“He’s gonna be the best.”
“We can expect great things from her.”
“They’re gonna be big”
“It’s got so much potential.”
People take pride in their potential. When someone hands them a compliment about the brightness of their future, a modest smile spreads across the face of the recipient. The chest puffs, the shoulders are drawn back.
But potential also means pressure. It means expectations. It means that you’re supposed to fulfil it. And it means there’s still room to fuck it up.
If you have potential, it means you haven’t done anything. It means that you might have the stuff. It means you could be great. But the gap between now and then is filled with your actions, your decisions.
When someone says you have potential, it isn’t praise. It’s counsel. They’re just leaving out the second part of the sentence: “You have potential, don’t mess it up.”

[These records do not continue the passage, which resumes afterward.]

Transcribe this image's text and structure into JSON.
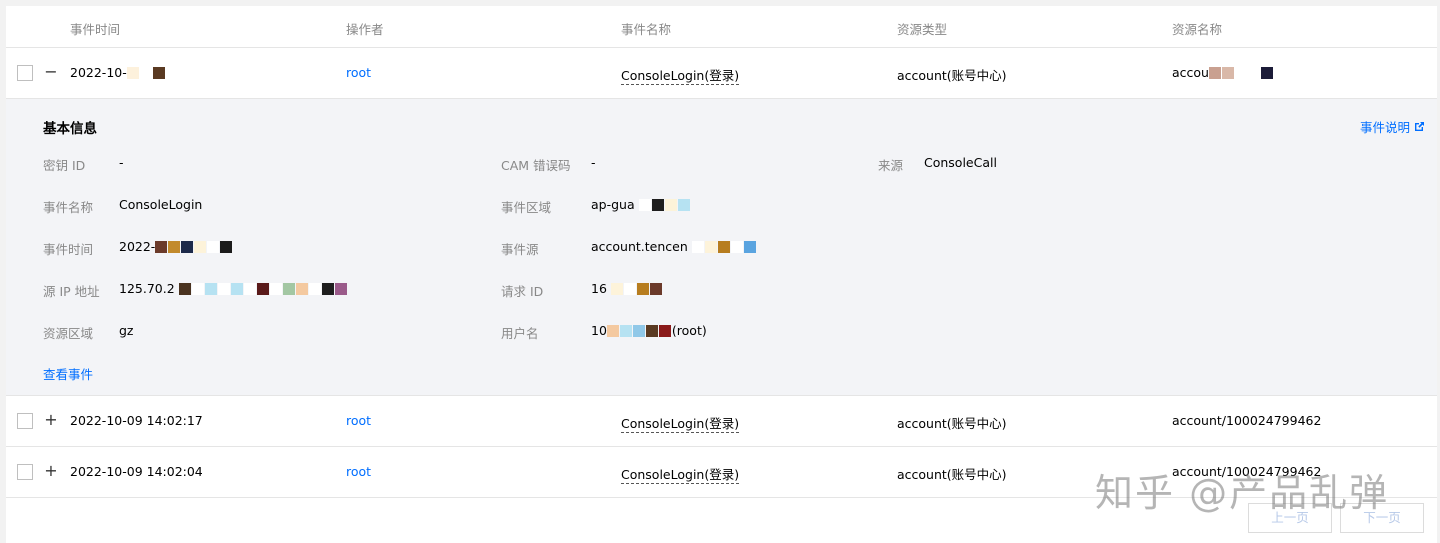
{
  "table": {
    "columns": [
      "事件时间",
      "操作者",
      "事件名称",
      "资源类型",
      "资源名称"
    ],
    "rows": [
      {
        "toggle": "−",
        "time": "2022-10-",
        "operator": "root",
        "event_name": "ConsoleLogin(登录)",
        "resource_type": "account(账号中心)",
        "resource_name": "accou"
      },
      {
        "toggle": "+",
        "time": "2022-10-09 14:02:17",
        "operator": "root",
        "event_name": "ConsoleLogin(登录)",
        "resource_type": "account(账号中心)",
        "resource_name": "account/100024799462"
      },
      {
        "toggle": "+",
        "time": "2022-10-09 14:02:04",
        "operator": "root",
        "event_name": "ConsoleLogin(登录)",
        "resource_type": "account(账号中心)",
        "resource_name": "account/100024799462"
      }
    ]
  },
  "detail": {
    "title": "基本信息",
    "doc_link": "事件说明",
    "fields": {
      "secret_id": {
        "label": "密钥 ID",
        "value": "-"
      },
      "cam_error": {
        "label": "CAM 错误码",
        "value": "-"
      },
      "source": {
        "label": "来源",
        "value": "ConsoleCall"
      },
      "event_name": {
        "label": "事件名称",
        "value": "ConsoleLogin"
      },
      "region": {
        "label": "事件区域",
        "value": "ap-gua"
      },
      "event_time": {
        "label": "事件时间",
        "value": "2022-"
      },
      "event_source": {
        "label": "事件源",
        "value": "account.tencen"
      },
      "source_ip": {
        "label": "源 IP 地址",
        "value": "125.70.2"
      },
      "request_id": {
        "label": "请求 ID",
        "value": "16"
      },
      "resource_region": {
        "label": "资源区域",
        "value": "gz"
      },
      "username": {
        "label": "用户名",
        "value": "10",
        "suffix": "(root)"
      }
    },
    "view_events": "查看事件"
  },
  "pager": {
    "prev": "上一页",
    "next": "下一页"
  },
  "watermark": "知乎 @产品乱弹",
  "colors": {
    "link": "#006eff",
    "detail_bg": "#f3f4f7"
  }
}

History is littered with the corpses of people whose potential remained unfulfilled. People who could’ve been so much more than they were. And I’m not talking fame or money or reputation. I’m talking about skills, abilities, and of course, character.
When we’re younger, even if no one tells us it, we have potential. We could be this or that. But usually, we don’t get that far. We become mere shadows of what we could of been.
Which is sad.
How you go about changing that is the great riddle of parenting and the educational system. How do we help our children grow up to be their best?
I think you could start from the realisation that potential is nothing. It’s Monopoly money. It cannot buy anything in the real world. It’s no substitute for learning, for action, for experience, for courage, for skill, for character.
As Ralph Waldo Emerson says, “cinders and smoke there may be, but not yet flame.”
If you have potential, it means the fire is set, but not yet burning. It’s your job to ensure that it catches.